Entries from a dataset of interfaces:
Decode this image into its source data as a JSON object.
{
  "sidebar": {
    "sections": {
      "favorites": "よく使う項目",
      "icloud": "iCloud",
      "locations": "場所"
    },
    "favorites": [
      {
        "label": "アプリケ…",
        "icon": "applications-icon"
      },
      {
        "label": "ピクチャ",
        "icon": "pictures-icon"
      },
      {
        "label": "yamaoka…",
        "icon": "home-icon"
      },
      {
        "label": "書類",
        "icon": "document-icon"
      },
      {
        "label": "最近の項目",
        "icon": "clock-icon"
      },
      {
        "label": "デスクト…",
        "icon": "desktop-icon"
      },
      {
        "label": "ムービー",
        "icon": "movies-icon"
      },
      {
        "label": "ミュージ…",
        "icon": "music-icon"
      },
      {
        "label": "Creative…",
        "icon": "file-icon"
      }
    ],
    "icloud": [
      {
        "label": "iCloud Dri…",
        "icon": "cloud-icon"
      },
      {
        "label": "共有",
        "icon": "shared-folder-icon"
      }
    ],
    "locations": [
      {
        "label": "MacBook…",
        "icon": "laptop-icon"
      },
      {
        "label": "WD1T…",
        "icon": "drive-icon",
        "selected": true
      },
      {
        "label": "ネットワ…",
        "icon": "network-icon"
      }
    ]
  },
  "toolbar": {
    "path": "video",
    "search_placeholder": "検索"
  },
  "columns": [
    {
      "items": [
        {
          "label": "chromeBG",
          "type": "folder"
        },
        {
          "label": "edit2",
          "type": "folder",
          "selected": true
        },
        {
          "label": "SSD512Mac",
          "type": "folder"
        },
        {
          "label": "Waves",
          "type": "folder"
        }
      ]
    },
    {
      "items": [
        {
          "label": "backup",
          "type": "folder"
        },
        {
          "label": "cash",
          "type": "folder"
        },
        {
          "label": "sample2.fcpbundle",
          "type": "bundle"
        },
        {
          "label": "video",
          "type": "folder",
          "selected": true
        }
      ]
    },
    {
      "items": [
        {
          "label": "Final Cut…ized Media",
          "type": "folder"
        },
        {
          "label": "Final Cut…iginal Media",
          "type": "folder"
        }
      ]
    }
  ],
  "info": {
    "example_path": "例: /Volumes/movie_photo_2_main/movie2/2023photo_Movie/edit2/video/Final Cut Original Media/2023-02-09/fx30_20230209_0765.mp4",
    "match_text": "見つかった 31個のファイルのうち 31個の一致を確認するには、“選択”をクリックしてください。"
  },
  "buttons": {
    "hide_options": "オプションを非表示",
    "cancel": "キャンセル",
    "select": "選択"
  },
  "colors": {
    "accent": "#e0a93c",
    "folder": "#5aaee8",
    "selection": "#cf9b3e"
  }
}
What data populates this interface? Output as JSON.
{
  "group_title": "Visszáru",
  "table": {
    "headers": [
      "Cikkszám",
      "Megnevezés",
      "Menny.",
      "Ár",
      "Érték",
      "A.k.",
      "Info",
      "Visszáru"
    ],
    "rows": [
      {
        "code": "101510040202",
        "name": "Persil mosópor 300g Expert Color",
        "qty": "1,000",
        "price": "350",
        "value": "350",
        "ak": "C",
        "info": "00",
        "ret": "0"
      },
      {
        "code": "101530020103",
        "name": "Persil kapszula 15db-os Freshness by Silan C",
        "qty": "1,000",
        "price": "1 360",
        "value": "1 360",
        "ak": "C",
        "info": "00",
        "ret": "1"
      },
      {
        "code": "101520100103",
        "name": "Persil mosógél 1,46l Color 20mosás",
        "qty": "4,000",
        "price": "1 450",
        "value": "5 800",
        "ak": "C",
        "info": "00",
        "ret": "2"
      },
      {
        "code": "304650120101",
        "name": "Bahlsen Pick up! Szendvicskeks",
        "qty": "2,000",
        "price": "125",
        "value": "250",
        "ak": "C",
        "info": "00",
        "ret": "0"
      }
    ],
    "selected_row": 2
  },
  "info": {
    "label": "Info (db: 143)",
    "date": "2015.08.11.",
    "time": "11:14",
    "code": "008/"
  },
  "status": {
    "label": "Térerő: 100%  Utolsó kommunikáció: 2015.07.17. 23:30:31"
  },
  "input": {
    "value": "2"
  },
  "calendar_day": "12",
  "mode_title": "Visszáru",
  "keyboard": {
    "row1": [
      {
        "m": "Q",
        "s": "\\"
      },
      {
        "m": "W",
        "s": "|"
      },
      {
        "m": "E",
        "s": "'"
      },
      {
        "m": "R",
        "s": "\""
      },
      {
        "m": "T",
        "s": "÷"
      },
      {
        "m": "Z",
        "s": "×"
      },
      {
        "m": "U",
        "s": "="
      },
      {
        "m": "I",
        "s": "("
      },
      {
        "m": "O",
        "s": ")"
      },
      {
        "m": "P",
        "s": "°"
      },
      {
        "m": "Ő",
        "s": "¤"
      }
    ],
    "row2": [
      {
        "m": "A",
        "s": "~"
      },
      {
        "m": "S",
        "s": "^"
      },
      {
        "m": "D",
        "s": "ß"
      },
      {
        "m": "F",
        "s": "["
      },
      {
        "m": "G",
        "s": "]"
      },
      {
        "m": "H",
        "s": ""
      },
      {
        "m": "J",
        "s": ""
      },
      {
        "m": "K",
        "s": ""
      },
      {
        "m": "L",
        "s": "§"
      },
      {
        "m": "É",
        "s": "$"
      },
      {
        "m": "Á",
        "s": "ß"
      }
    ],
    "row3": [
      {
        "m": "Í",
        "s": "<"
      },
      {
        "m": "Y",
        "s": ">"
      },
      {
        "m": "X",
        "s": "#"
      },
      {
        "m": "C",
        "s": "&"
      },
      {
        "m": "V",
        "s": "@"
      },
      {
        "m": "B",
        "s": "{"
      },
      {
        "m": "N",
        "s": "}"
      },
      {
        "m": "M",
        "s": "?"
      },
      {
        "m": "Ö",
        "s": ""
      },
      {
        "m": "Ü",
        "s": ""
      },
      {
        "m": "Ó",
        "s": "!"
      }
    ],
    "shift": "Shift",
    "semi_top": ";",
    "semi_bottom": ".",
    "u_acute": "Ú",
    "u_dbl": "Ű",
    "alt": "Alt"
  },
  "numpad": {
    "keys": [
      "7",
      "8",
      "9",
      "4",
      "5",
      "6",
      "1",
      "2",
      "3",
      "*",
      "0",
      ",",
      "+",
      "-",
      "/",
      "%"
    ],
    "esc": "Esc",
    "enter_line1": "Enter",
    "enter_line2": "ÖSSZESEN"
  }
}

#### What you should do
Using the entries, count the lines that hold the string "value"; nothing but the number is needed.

#### Task output
5